Roadarmel said that she was targeted, that officers "lied several times about things," and that she "was terminated for complaining about a gender-based sexual-harassment ordeal."
Susan Straub, spokeswoman for the LFUCG, declined to comment, saying the findings of fact speaks for itself.
Roadarmel said her problems on the force began after she complained to her sergeant in fall 2008 that a fellow officer called her a "bitch" at a roll-call meeting.
She said that officer was not disciplined. Instead, she said, her superiors retaliated by filing the charges against her.
"I've never shirked my duties," she said. "They were trying to fire me. They just basically trumped up all these charges."
In two instances, she said, other officers responded in exactly the same way she did but were not disciplined.
In response to the city's claims about her not using her lights and sirens, Road armel said, "It's extremely dangerous. People stop in the middle of the road. People swerve in front of you because they don't know what you're going to do. I have to weigh that decision in my mind.
"That's how I was trained. Now, it's become how fast can you drive."
In one instance, the report says, Roadarmel did not use her emergency equipment while on a call about a suspicious person. Roadarmel said that situation did not rise to the level of danger that she thought necessary for lights and sirens.
In the case of the armed robbery, she said, another officer had arrived at the scene in less than a minute, so it was not necessary for her to race to the scene with sirens blaring.
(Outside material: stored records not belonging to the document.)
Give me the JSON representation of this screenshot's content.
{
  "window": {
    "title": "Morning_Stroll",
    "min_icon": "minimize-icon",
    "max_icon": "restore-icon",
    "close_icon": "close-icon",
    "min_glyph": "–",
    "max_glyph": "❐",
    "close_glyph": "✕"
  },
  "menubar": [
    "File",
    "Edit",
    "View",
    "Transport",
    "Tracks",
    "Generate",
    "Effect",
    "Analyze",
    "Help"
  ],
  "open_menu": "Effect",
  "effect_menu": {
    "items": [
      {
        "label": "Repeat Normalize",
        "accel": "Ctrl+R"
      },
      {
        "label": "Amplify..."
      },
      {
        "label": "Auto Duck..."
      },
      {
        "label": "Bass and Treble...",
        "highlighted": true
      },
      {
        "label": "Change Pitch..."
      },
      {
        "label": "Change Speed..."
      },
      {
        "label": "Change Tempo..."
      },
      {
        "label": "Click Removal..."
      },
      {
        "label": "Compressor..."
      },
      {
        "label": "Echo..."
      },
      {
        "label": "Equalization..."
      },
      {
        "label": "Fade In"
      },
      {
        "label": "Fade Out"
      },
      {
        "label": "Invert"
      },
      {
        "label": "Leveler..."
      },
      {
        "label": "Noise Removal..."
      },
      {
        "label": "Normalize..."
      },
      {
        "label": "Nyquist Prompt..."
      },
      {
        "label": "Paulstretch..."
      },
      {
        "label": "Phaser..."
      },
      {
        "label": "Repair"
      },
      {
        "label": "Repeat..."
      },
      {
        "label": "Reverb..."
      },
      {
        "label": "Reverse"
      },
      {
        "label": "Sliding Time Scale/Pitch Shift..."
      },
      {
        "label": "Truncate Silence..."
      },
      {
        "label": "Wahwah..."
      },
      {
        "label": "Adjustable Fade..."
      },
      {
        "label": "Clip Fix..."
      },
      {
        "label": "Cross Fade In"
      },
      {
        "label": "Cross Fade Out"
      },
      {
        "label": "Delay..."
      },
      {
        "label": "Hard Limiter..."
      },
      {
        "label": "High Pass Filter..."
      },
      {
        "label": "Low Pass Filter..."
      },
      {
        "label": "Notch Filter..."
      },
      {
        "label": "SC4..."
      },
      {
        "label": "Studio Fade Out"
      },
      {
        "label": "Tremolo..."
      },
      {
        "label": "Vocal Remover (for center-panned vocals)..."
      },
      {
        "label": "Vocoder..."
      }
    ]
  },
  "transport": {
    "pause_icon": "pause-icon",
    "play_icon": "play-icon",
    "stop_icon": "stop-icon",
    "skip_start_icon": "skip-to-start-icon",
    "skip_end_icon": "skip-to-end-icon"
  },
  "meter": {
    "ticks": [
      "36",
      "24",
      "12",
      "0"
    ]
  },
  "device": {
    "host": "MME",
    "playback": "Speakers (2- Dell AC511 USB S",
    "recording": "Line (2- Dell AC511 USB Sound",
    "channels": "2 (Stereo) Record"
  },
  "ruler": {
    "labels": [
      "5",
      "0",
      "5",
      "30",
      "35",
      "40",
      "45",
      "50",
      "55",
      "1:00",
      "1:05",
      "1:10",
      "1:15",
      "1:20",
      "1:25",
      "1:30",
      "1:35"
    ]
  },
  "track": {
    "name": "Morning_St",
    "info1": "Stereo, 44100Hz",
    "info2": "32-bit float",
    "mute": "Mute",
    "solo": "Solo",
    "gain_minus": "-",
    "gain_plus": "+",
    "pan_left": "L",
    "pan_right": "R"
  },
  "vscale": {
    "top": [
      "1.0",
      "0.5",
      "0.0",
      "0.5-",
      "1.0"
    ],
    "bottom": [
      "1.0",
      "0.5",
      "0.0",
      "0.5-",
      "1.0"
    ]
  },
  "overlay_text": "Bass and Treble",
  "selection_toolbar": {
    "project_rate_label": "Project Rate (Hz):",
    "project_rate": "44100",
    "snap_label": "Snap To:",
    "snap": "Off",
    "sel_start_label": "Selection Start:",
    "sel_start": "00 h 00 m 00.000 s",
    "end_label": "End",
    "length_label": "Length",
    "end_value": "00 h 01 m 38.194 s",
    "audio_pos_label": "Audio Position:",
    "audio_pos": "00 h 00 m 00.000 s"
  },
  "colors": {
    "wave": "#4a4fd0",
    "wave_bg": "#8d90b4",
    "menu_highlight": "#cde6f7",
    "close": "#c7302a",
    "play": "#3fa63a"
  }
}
Instead, she said, she went to look for a "perimeter position" in the area where she could help look for the robbers who had fled.
City documents assert Roadarmel's "rationale was determined by her supervisors to be without merit" in the cases in which she chose not to use her lights and sirens.
In cases in which the city said she had given false information about where she was, Roadarmel said she and other officers might often give a general vicinity of where they are because they might not know exactly which cross street is the closest.
"You're in a moving vehicle," she said. "People don't give their exact, exact location all the time."
In one instance involving a mentally disabled man who was threatening his caregiver with a knife, the city said, Roadarmel "told Communications she was 11/2 miles closer to the ... location than she was." She didn't use her lights and sirens while on the way, stopped at stop lights and didn't take a direct route to the scene on Windyknoll Drive.
The first officer on the scene said that he was there alone for five to 10 minutes before Roadarmel got there to back him up and that she didn't go into the house when he did, even though he thought she was going to.
Roadarmel said she had met the man on an earlier call and knew that he and his caretaker did not get along. She said she did not think the man was as dangerous as other officers made him out to be.
Roadarmel, who had served on the force for about 10 years, would not comment Tuesday about whether she plans to appeal the firing or file a lawsuit against the city.
She was suspended without pay for 30 days in 2005 after she was charged with not following a supervisor's orders to stop a heated public conversation with another officer during the 2004 Roots and Heritage Festival.